PROBLEM REQUIREMENTS. A faithful copy of the entries is required, with no images in it.

SOURCE DATA.
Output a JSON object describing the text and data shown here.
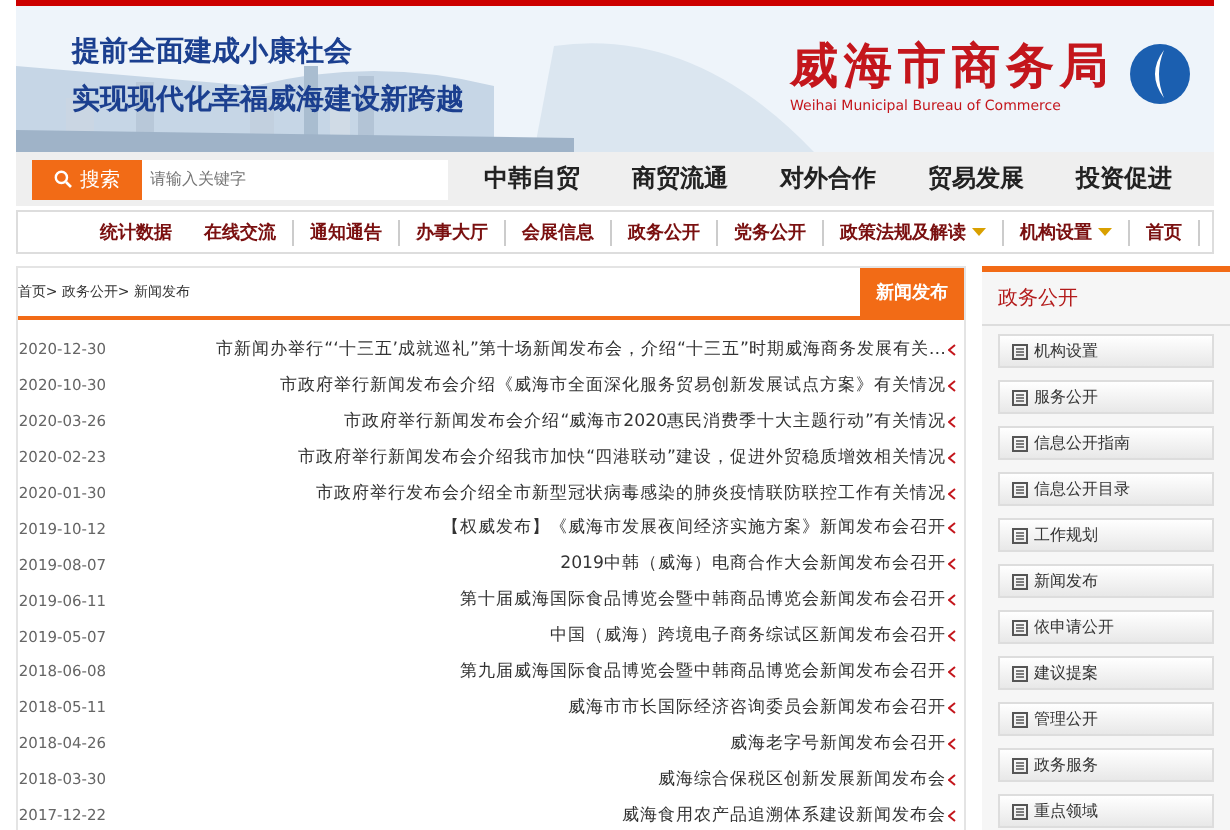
{
  "header": {
    "title": "威海市商务局",
    "subtitle": "Weihai Municipal Bureau of Commerce",
    "slogans": [
      "提前全面建成小康社会",
      "实现现代化幸福威海建设新跨越"
    ]
  },
  "main_nav": [
    "中韩自贸",
    "商贸流通",
    "对外合作",
    "贸易发展",
    "投资促进"
  ],
  "search": {
    "placeholder": "请输入关键字",
    "button": "搜索"
  },
  "sub_nav": [
    {
      "label": "统计数据",
      "dropdown": false
    },
    {
      "label": "在线交流",
      "dropdown": false
    },
    {
      "label": "通知通告",
      "dropdown": false
    },
    {
      "label": "办事大厅",
      "dropdown": false
    },
    {
      "label": "会展信息",
      "dropdown": false
    },
    {
      "label": "政务公开",
      "dropdown": false
    },
    {
      "label": "党务公开",
      "dropdown": false
    },
    {
      "label": "政策法规及解读",
      "dropdown": true
    },
    {
      "label": "机构设置",
      "dropdown": true
    },
    {
      "label": "首页",
      "dropdown": false
    }
  ],
  "sidebar": {
    "title": "政务公开",
    "items": [
      "机构设置",
      "服务公开",
      "信息公开指南",
      "信息公开目录",
      "工作规划",
      "新闻发布",
      "依申请公开",
      "建议提案",
      "管理公开",
      "政务服务",
      "重点领域"
    ]
  },
  "content": {
    "tab": "新闻发布",
    "breadcrumb": "首页> 政务公开> 新闻发布",
    "rows": [
      {
        "title": "市新闻办举行“‘十三五’成就巡礼”第十场新闻发布会，介绍“十三五”时期威海商务发展有关…",
        "date": "2020-12-30"
      },
      {
        "title": "市政府举行新闻发布会介绍《威海市全面深化服务贸易创新发展试点方案》有关情况",
        "date": "2020-10-30"
      },
      {
        "title": "市政府举行新闻发布会介绍“威海市2020惠民消费季十大主题行动”有关情况",
        "date": "2020-03-26"
      },
      {
        "title": "市政府举行新闻发布会介绍我市加快“四港联动”建设，促进外贸稳质增效相关情况",
        "date": "2020-02-23"
      },
      {
        "title": "市政府举行发布会介绍全市新型冠状病毒感染的肺炎疫情联防联控工作有关情况",
        "date": "2020-01-30"
      },
      {
        "title": "【权威发布】《威海市发展夜间经济实施方案》新闻发布会召开",
        "date": "2019-10-12"
      },
      {
        "title": "2019中韩（威海）电商合作大会新闻发布会召开",
        "date": "2019-08-07"
      },
      {
        "title": "第十届威海国际食品博览会暨中韩商品博览会新闻发布会召开",
        "date": "2019-06-11"
      },
      {
        "title": "中国（威海）跨境电子商务综试区新闻发布会召开",
        "date": "2019-05-07"
      },
      {
        "title": "第九届威海国际食品博览会暨中韩商品博览会新闻发布会召开",
        "date": "2018-06-08"
      },
      {
        "title": "威海市市长国际经济咨询委员会新闻发布会召开",
        "date": "2018-05-11"
      },
      {
        "title": "威海老字号新闻发布会召开",
        "date": "2018-04-26"
      },
      {
        "title": "威海综合保税区创新发展新闻发布会",
        "date": "2018-03-30"
      },
      {
        "title": "威海食用农产品追溯体系建设新闻发布会",
        "date": "2017-12-22"
      }
    ]
  }
}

SOLUTION FOR THIS TASK.
Output a JSON object describing the text and data shown here.
{
  "header": {
    "title": "威海市商务局",
    "subtitle": "Weihai Municipal Bureau of Commerce",
    "slogans": [
      "提前全面建成小康社会",
      "实现现代化幸福威海建设新跨越"
    ]
  },
  "main_nav": [
    "中韩自贸",
    "商贸流通",
    "对外合作",
    "贸易发展",
    "投资促进"
  ],
  "search": {
    "placeholder": "请输入关键字",
    "button": "搜索"
  },
  "sub_nav": [
    {
      "label": "统计数据",
      "dropdown": false
    },
    {
      "label": "在线交流",
      "dropdown": false
    },
    {
      "label": "通知通告",
      "dropdown": false
    },
    {
      "label": "办事大厅",
      "dropdown": false
    },
    {
      "label": "会展信息",
      "dropdown": false
    },
    {
      "label": "政务公开",
      "dropdown": false
    },
    {
      "label": "党务公开",
      "dropdown": false
    },
    {
      "label": "政策法规及解读",
      "dropdown": true
    },
    {
      "label": "机构设置",
      "dropdown": true
    },
    {
      "label": "首页",
      "dropdown": false
    }
  ],
  "sidebar": {
    "title": "政务公开",
    "items": [
      "机构设置",
      "服务公开",
      "信息公开指南",
      "信息公开目录",
      "工作规划",
      "新闻发布",
      "依申请公开",
      "建议提案",
      "管理公开",
      "政务服务",
      "重点领域"
    ]
  },
  "content": {
    "tab": "新闻发布",
    "breadcrumb": "首页> 政务公开> 新闻发布",
    "rows": [
      {
        "title": "市新闻办举行“‘十三五’成就巡礼”第十场新闻发布会，介绍“十三五”时期威海商务发展有关…",
        "date": "2020-12-30"
      },
      {
        "title": "市政府举行新闻发布会介绍《威海市全面深化服务贸易创新发展试点方案》有关情况",
        "date": "2020-10-30"
      },
      {
        "title": "市政府举行新闻发布会介绍“威海市2020惠民消费季十大主题行动”有关情况",
        "date": "2020-03-26"
      },
      {
        "title": "市政府举行新闻发布会介绍我市加快“四港联动”建设，促进外贸稳质增效相关情况",
        "date": "2020-02-23"
      },
      {
        "title": "市政府举行发布会介绍全市新型冠状病毒感染的肺炎疫情联防联控工作有关情况",
        "date": "2020-01-30"
      },
      {
        "title": "【权威发布】《威海市发展夜间经济实施方案》新闻发布会召开",
        "date": "2019-10-12"
      },
      {
        "title": "2019中韩（威海）电商合作大会新闻发布会召开",
        "date": "2019-08-07"
      },
      {
        "title": "第十届威海国际食品博览会暨中韩商品博览会新闻发布会召开",
        "date": "2019-06-11"
      },
      {
        "title": "中国（威海）跨境电子商务综试区新闻发布会召开",
        "date": "2019-05-07"
      },
      {
        "title": "第九届威海国际食品博览会暨中韩商品博览会新闻发布会召开",
        "date": "2018-06-08"
      },
      {
        "title": "威海市市长国际经济咨询委员会新闻发布会召开",
        "date": "2018-05-11"
      },
      {
        "title": "威海老字号新闻发布会召开",
        "date": "2018-04-26"
      },
      {
        "title": "威海综合保税区创新发展新闻发布会",
        "date": "2018-03-30"
      },
      {
        "title": "威海食用农产品追溯体系建设新闻发布会",
        "date": "2017-12-22"
      }
    ]
  }
}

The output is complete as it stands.